> ABOUT THIS EXERCISE
Please go through the records below and return every line holding the word "birth".

BEGIN

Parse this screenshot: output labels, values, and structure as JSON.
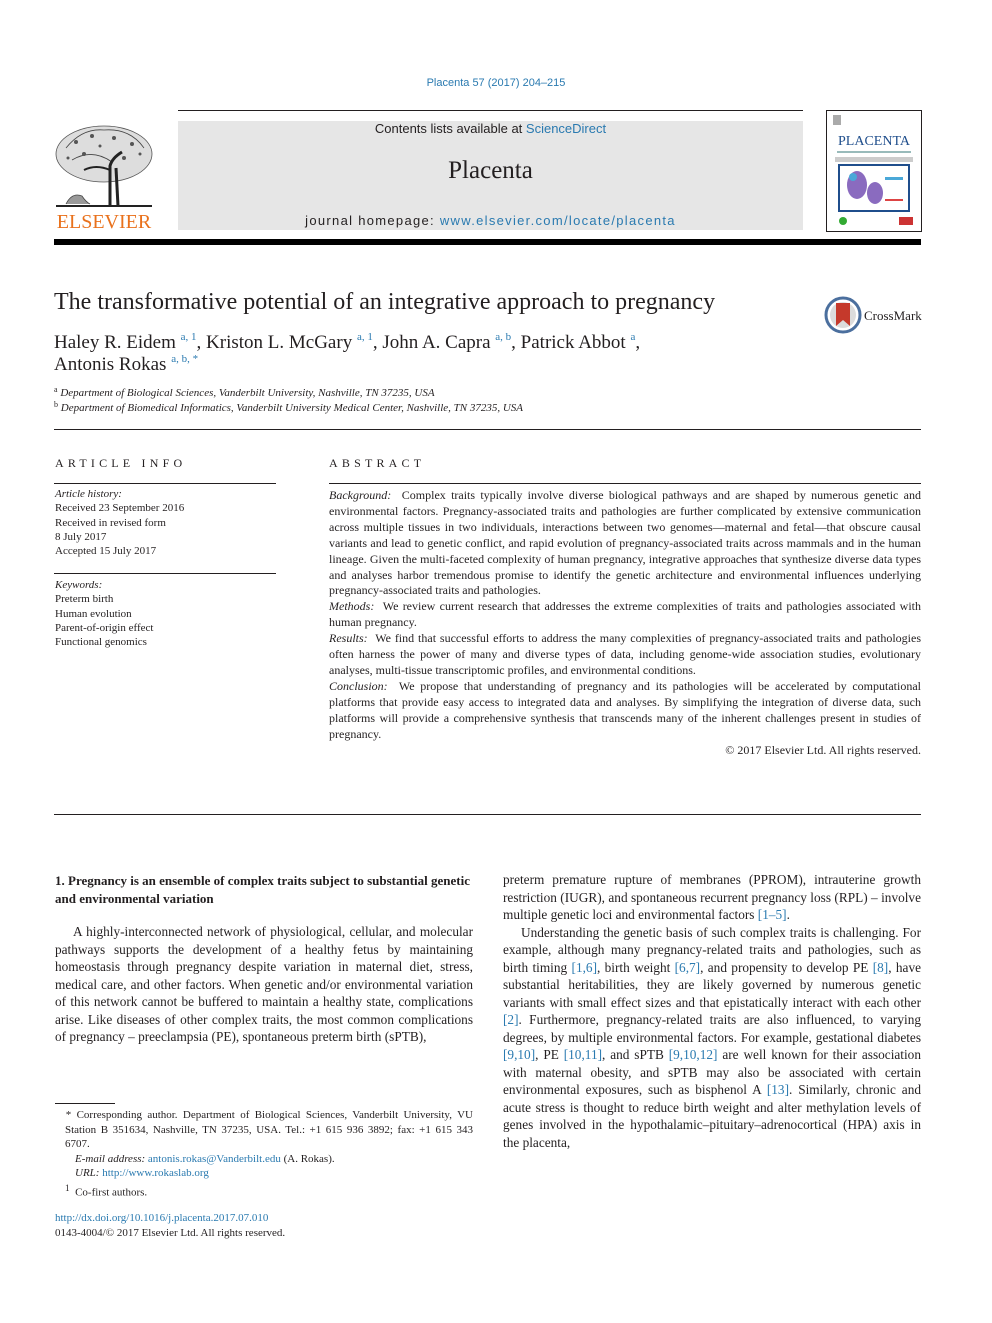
{
  "header": {
    "citation": "Placenta 57 (2017) 204–215",
    "publisher_logo_text": "ELSEVIER",
    "contents_prefix": "Contents lists available at ",
    "contents_link": "ScienceDirect",
    "journal_name": "Placenta",
    "homepage_prefix": "journal homepage: ",
    "homepage_link": "www.elsevier.com/locate/placenta",
    "cover_title": "PLACENTA",
    "colors": {
      "link": "#2a7ab0",
      "elsevier_orange": "#e9711c",
      "masthead_bg": "#e6e6e6"
    }
  },
  "article": {
    "title": "The transformative potential of an integrative approach to pregnancy",
    "crossmark_label": "CrossMark",
    "authors": [
      {
        "name": "Haley R. Eidem",
        "sup": "a, 1",
        "sep": ", "
      },
      {
        "name": "Kriston L. McGary",
        "sup": "a, 1",
        "sep": ", "
      },
      {
        "name": "John A. Capra",
        "sup": "a, b",
        "sep": ", "
      },
      {
        "name": "Patrick Abbot",
        "sup": "a",
        "sep": ","
      },
      {
        "name": "Antonis Rokas",
        "sup": "a, b, *",
        "sep": ""
      }
    ],
    "affiliations": [
      {
        "sup": "a",
        "text": "Department of Biological Sciences, Vanderbilt University, Nashville, TN 37235, USA"
      },
      {
        "sup": "b",
        "text": "Department of Biomedical Informatics, Vanderbilt University Medical Center, Nashville, TN 37235, USA"
      }
    ]
  },
  "article_info": {
    "heading": "ARTICLE INFO",
    "history_label": "Article history:",
    "history": [
      "Received 23 September 2016",
      "Received in revised form",
      "8 July 2017",
      "Accepted 15 July 2017"
    ],
    "keywords_label": "Keywords:",
    "keywords": [
      "Preterm birth",
      "Human evolution",
      "Parent-of-origin effect",
      "Functional genomics"
    ]
  },
  "abstract": {
    "heading": "ABSTRACT",
    "sections": [
      {
        "label": "Background:",
        "text": "Complex traits typically involve diverse biological pathways and are shaped by numerous genetic and environmental factors. Pregnancy-associated traits and pathologies are further complicated by extensive communication across multiple tissues in two individuals, interactions between two genomes—maternal and fetal—that obscure causal variants and lead to genetic conflict, and rapid evolution of pregnancy-associated traits across mammals and in the human lineage. Given the multi-faceted complexity of human pregnancy, integrative approaches that synthesize diverse data types and analyses harbor tremendous promise to identify the genetic architecture and environmental influences underlying pregnancy-associated traits and pathologies."
      },
      {
        "label": "Methods:",
        "text": "We review current research that addresses the extreme complexities of traits and pathologies associated with human pregnancy."
      },
      {
        "label": "Results:",
        "text": "We find that successful efforts to address the many complexities of pregnancy-associated traits and pathologies often harness the power of many and diverse types of data, including genome-wide association studies, evolutionary analyses, multi-tissue transcriptomic profiles, and environmental conditions."
      },
      {
        "label": "Conclusion:",
        "text": "We propose that understanding of pregnancy and its pathologies will be accelerated by computational platforms that provide easy access to integrated data and analyses. By simplifying the integration of diverse data, such platforms will provide a comprehensive synthesis that transcends many of the inherent challenges present in studies of pregnancy."
      }
    ],
    "copyright": "© 2017 Elsevier Ltd. All rights reserved."
  },
  "body": {
    "section_title": "1.  Pregnancy is an ensemble of complex traits subject to substantial genetic and environmental variation",
    "col1_para": "A highly-interconnected network of physiological, cellular, and molecular pathways supports the development of a healthy fetus by maintaining homeostasis through pregnancy despite variation in maternal diet, stress, medical care, and other factors. When genetic and/or environmental variation of this network cannot be buffered to maintain a healthy state, complications arise. Like diseases of other complex traits, the most common complications of pregnancy – preeclampsia (PE), spontaneous preterm birth (sPTB),",
    "col2_p1": {
      "text": "preterm premature rupture of membranes (PPROM), intrauterine growth restriction (IUGR), and spontaneous recurrent pregnancy loss (RPL) – involve multiple genetic loci and environmental factors ",
      "ref": "[1–5]",
      "end": "."
    },
    "col2_p2": [
      {
        "t": "Understanding the genetic basis of such complex traits is challenging. For example, although many pregnancy-related traits and pathologies, such as birth timing "
      },
      {
        "r": "[1,6]"
      },
      {
        "t": ", birth weight "
      },
      {
        "r": "[6,7]"
      },
      {
        "t": ", and propensity to develop PE "
      },
      {
        "r": "[8]"
      },
      {
        "t": ", have substantial heritabilities, they are likely governed by numerous genetic variants with small effect sizes and that epistatically interact with each other "
      },
      {
        "r": "[2]"
      },
      {
        "t": ". Furthermore, pregnancy-related traits are also influenced, to varying degrees, by multiple environmental factors. For example, gestational diabetes "
      },
      {
        "r": "[9,10]"
      },
      {
        "t": ", PE "
      },
      {
        "r": "[10,11]"
      },
      {
        "t": ", and sPTB "
      },
      {
        "r": "[9,10,12]"
      },
      {
        "t": " are well known for their association with maternal obesity, and sPTB may also be associated with certain environmental exposures, such as bisphenol A "
      },
      {
        "r": "[13]"
      },
      {
        "t": ". Similarly, chronic and acute stress is thought to reduce birth weight and alter methylation levels of genes involved in the hypothalamic–pituitary–adrenocortical (HPA) axis in the placenta,"
      }
    ]
  },
  "footnotes": {
    "corresponding": "* Corresponding author. Department of Biological Sciences, Vanderbilt University, VU Station B 351634, Nashville, TN 37235, USA. Tel.: +1 615 936 3892; fax: +1 615 343 6707.",
    "email_label": "E-mail address:",
    "email": "antonis.rokas@Vanderbilt.edu",
    "email_suffix": " (A. Rokas).",
    "url_label": "URL:",
    "url": "http://www.rokaslab.org",
    "cofirst_sup": "1",
    "cofirst": "Co-first authors.",
    "doi": "http://dx.doi.org/10.1016/j.placenta.2017.07.010",
    "issn": "0143-4004/© 2017 Elsevier Ltd. All rights reserved."
  }
}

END

> ANSWER TO THE PROBLEM
      "Preterm birth",
    "col1_para": "A highly-interconnected network of physiological, cellular, and molecular pathways supports the development of a healthy fetus by maintaining homeostasis through pregnancy despite variation in maternal diet, stress, medical care, and other factors. When genetic and/or environmental variation of this network cannot be buffered to maintain a healthy state, complications arise. Like diseases of other complex traits, the most common complications of pregnancy – preeclampsia (PE), spontaneous preterm birth (sPTB),",
        "t": "Understanding the genetic basis of such complex traits is challenging. For example, although many pregnancy-related traits and pathologies, such as birth timing "
        "t": ", birth weight "
        "t": ". Similarly, chronic and acute stress is thought to reduce birth weight and alter methylation levels of genes involved in the hypothalamic–pituitary–adrenocortical (HPA) axis in the placenta,"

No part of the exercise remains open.